▶ _Exercise_
Print every entry below again exactly as written, skipping the pictures.
Entries supplied START
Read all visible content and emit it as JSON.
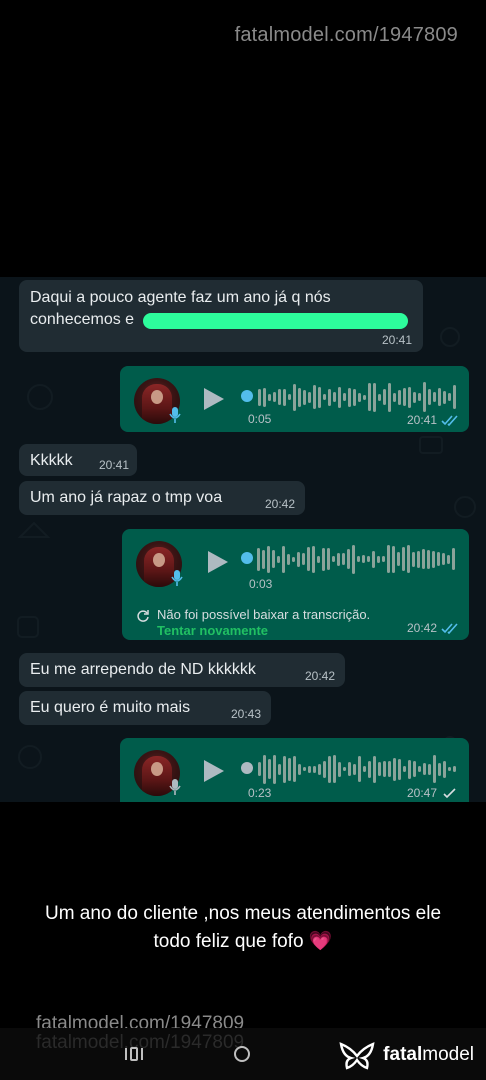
{
  "watermark": {
    "top": "fatalmodel.com/1947809",
    "bottom": "fatalmodel.com/1947809"
  },
  "messages": {
    "m1": {
      "text_line1": "Daqui a pouco agente faz um ano já q nós",
      "text_line2": "conhecemos e ",
      "time": "20:41"
    },
    "a1": {
      "duration": "0:05",
      "time": "20:41"
    },
    "m2": {
      "text": "Kkkkk",
      "time": "20:41"
    },
    "m3": {
      "text": "Um ano já rapaz o tmp voa",
      "time": "20:42"
    },
    "a2": {
      "duration": "0:03",
      "time": "20:42",
      "transcription_error": "Não foi possível baixar a transcrição.",
      "retry": "Tentar novamente"
    },
    "m4": {
      "text": "Eu me arrependo de ND kkkkkk",
      "time": "20:42"
    },
    "m5": {
      "text": "Eu quero é muito mais",
      "time": "20:43"
    },
    "a3": {
      "duration": "0:23",
      "time": "20:47"
    }
  },
  "caption": {
    "line1": "Um ano do cliente ,nos meus atendimentos ele",
    "line2": "todo feliz que fofo"
  },
  "logo": {
    "bold": "fatal",
    "light": "model"
  },
  "colors": {
    "chat_bg": "#0b141a",
    "incoming": "#202c33",
    "outgoing": "#005c4b",
    "accent_blue": "#53bdeb",
    "retry_green": "#21c063",
    "highlight": "#2dfc9c"
  },
  "icons": [
    "play-icon",
    "microphone-icon",
    "double-check-icon",
    "single-check-icon",
    "refresh-icon",
    "recents-icon",
    "home-icon",
    "fatalmodel-logo-icon",
    "heart-emoji"
  ]
}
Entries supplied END
▶ _Reply to the exercise_
Read all visible content and emit it as JSON.
{
  "watermark": {
    "top": "fatalmodel.com/1947809",
    "bottom": "fatalmodel.com/1947809"
  },
  "messages": {
    "m1": {
      "text_line1": "Daqui a pouco agente faz um ano já q nós",
      "text_line2": "conhecemos e ",
      "time": "20:41"
    },
    "a1": {
      "duration": "0:05",
      "time": "20:41"
    },
    "m2": {
      "text": "Kkkkk",
      "time": "20:41"
    },
    "m3": {
      "text": "Um ano já rapaz o tmp voa",
      "time": "20:42"
    },
    "a2": {
      "duration": "0:03",
      "time": "20:42",
      "transcription_error": "Não foi possível baixar a transcrição.",
      "retry": "Tentar novamente"
    },
    "m4": {
      "text": "Eu me arrependo de ND kkkkkk",
      "time": "20:42"
    },
    "m5": {
      "text": "Eu quero é muito mais",
      "time": "20:43"
    },
    "a3": {
      "duration": "0:23",
      "time": "20:47"
    }
  },
  "caption": {
    "line1": "Um ano do cliente ,nos meus atendimentos ele",
    "line2": "todo feliz que fofo"
  },
  "logo": {
    "bold": "fatal",
    "light": "model"
  },
  "colors": {
    "chat_bg": "#0b141a",
    "incoming": "#202c33",
    "outgoing": "#005c4b",
    "accent_blue": "#53bdeb",
    "retry_green": "#21c063",
    "highlight": "#2dfc9c"
  },
  "icons": [
    "play-icon",
    "microphone-icon",
    "double-check-icon",
    "single-check-icon",
    "refresh-icon",
    "recents-icon",
    "home-icon",
    "fatalmodel-logo-icon",
    "heart-emoji"
  ]
}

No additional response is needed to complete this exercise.